Botswana’s former Minister of Health, Professor Sheila Tlou who is currently the Co-Chair, Global HIV Prevention Coalition & Nursing Now and an HIV, Gender & Human Rights Activist is not amused by the status quo. Tlou attributes this dilemma facing women to a number of factors, which she is convinced influence the voting patterns of Batswana when it comes to women politicians.
Professor Tlou plugs the party level voting systems as the first hindrance that blocks women from ascending to power. According to the former Minister of Health, there is inadequate amount of professionalism due to corrupt internal party structures affecting the voters roll and ultimately leading to voter apathy for those who end up struck off the voters rolls under dubious circumstances.
Tlou also stated that women’s campaigns are often clean; whilst men put to play the ‘politics is dirty metaphor using financial muscle to buy voters into voting for them without taking into consideration their abilities and credibility. The biggest hurdle according to Tlou is the fallacy that ‘Women cannot lead’, which is also perpetuated by other women who discourage people from voting for women.

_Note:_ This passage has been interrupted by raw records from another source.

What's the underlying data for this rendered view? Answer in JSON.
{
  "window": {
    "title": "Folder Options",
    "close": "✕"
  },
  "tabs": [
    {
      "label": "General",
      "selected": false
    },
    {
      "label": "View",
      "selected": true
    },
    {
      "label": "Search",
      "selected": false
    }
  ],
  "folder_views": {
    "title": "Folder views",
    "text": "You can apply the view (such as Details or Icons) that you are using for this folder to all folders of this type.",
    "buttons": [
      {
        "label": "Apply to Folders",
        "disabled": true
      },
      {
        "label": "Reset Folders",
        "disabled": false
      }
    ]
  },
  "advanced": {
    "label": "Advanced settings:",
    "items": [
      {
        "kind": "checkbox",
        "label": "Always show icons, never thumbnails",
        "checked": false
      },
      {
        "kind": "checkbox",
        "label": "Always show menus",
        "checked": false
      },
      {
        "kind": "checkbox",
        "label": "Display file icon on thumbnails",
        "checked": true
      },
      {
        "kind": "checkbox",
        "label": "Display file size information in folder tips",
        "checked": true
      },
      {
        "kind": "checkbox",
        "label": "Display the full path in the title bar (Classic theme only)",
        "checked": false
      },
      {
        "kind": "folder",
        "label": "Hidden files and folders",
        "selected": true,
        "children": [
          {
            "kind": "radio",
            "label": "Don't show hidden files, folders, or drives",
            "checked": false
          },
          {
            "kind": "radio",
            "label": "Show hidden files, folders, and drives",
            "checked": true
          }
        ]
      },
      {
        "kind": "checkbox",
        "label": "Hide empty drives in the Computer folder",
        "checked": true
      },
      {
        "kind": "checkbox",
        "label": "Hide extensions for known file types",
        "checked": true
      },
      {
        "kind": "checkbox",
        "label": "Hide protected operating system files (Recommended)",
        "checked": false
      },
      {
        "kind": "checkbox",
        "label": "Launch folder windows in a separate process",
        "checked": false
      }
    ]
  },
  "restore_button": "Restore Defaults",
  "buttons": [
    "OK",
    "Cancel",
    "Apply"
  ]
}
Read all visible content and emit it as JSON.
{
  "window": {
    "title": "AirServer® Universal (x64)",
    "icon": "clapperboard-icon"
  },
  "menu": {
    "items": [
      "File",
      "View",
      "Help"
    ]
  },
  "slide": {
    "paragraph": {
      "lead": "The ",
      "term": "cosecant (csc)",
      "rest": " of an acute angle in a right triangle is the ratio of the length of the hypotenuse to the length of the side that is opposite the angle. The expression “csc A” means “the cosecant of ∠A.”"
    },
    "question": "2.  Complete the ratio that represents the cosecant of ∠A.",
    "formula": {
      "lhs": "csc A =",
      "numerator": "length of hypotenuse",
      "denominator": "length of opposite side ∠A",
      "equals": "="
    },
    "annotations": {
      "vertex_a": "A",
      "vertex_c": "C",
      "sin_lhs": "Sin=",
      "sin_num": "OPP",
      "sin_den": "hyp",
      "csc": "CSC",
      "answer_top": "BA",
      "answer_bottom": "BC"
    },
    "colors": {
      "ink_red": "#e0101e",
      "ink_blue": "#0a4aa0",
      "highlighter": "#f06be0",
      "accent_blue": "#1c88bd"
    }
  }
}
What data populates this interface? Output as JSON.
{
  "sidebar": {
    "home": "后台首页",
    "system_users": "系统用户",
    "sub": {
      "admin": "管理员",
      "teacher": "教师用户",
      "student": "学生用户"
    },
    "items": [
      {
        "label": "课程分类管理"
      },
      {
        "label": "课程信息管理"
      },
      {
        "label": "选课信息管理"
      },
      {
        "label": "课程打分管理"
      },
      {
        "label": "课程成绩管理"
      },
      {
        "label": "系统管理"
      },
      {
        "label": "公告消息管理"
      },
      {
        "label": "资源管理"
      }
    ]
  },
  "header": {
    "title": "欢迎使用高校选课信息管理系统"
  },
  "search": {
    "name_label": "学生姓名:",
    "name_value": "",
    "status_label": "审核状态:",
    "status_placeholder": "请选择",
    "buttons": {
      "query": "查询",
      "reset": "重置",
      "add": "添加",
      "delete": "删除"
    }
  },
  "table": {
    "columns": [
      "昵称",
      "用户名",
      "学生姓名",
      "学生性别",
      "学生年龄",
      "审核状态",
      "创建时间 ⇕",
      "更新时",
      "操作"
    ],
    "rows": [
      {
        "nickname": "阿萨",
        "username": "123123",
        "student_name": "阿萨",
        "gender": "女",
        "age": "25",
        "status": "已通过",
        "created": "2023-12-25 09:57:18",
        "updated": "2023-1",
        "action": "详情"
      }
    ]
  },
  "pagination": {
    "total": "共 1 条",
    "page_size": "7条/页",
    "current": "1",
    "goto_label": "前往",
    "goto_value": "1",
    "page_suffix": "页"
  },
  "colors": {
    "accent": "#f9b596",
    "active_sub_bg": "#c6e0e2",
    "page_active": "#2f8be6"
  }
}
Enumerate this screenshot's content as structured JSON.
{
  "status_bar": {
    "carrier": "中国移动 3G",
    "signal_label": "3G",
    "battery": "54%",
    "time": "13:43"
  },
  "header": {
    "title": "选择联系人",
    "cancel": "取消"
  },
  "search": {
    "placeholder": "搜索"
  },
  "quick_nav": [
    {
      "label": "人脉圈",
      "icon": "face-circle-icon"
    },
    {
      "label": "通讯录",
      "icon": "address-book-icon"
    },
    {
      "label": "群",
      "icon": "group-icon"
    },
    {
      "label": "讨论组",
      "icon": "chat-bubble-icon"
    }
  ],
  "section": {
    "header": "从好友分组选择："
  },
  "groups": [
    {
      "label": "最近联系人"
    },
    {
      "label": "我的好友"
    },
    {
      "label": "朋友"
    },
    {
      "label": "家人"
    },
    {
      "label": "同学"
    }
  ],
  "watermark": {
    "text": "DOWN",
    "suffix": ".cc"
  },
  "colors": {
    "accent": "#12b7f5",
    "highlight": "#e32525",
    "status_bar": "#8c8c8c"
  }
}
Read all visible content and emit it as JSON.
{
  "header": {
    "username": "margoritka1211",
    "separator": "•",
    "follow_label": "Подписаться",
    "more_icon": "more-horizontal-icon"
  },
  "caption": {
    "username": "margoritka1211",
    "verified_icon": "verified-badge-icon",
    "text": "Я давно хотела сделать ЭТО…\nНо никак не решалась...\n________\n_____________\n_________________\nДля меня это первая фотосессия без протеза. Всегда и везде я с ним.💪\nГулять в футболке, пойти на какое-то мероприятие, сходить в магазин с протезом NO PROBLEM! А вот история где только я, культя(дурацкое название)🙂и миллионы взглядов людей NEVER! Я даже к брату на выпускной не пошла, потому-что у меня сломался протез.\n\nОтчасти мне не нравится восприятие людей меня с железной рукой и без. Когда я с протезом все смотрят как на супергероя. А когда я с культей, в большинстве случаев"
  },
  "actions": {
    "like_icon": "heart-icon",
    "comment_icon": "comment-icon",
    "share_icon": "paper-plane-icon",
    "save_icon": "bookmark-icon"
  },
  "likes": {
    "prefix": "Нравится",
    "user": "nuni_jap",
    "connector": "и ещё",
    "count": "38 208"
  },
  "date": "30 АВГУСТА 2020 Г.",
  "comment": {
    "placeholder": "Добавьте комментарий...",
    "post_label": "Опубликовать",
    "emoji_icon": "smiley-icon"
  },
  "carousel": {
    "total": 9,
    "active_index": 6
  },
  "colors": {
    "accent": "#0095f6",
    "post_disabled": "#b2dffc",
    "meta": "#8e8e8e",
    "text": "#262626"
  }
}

There are numerous factors put on the table when scrutinizing a woman, she can be either too old, or too young, or her marital status can be used against her. An unmarried woman is labelled as a failure and questioned on how she intends on being a leader when she failed to have a home. The list is endless including slut shaming women who have either been through a divorce or on to their second marriages, Tlou observed.
The only way that voters can be emancipated from this mentality according to Tlou is through a robust voter education campaign tailor made to run continuously and not be left to the eve of elections as it is usually done. She further stated that the current crop of women in parliament must show case their abilities and magnify them – this will help make it clear that they too are worthy of votes.
And to women intending to run for office, Tlou encouraged them not to wait for the eleventh hour to show their interest and rather start in community mobilisation projects as early as possible so that the constituents can get to know them and their abilities prior to the election date.
Youthful Botswana National Front (BNF) leader and feminist, Resego Kgosidintsi blames women’s mentality towards one another which emanates from the fact that women have been socialised from a tender age that they cannot be leaders hence they find it difficult to vote for each other.
Kgosidintsi further states that, “Women do not have enough economic resources to stage effective campaigns. They are deemed as the natural care givers and would rather divert their funds towards raising children and building homes over buying campaign materials.”
Meanwhile, Vice President of the Alliance for Progressives (AP), Wynter Mmolotsi agrees that women’s participation in politics in Botswana remains a challenge. To address this Mmolotsi suggested that there should be constituencies reserved for women candidates only so that the outcome regardless of the party should deliver a woman Member of Parliament.
Mmolotsi further suggested that Botswana should ditch the First Past the Post system of election and opt for the proportional representation where contesting parties will dutifully list able women as their representatives in parliament.
On why women do not get elected, Mmolotsi explained that he had heard first hand from voters that they are reluctant to vote for women since they have limited access to them once they have won; unlike their male counterparts who have proven to be available night or day.
The pre-historic awarding of gender roles relegating women to be pregnant and barefoot at home and the man to be out there fending for the family has disadvantaged women in political and other professional careers.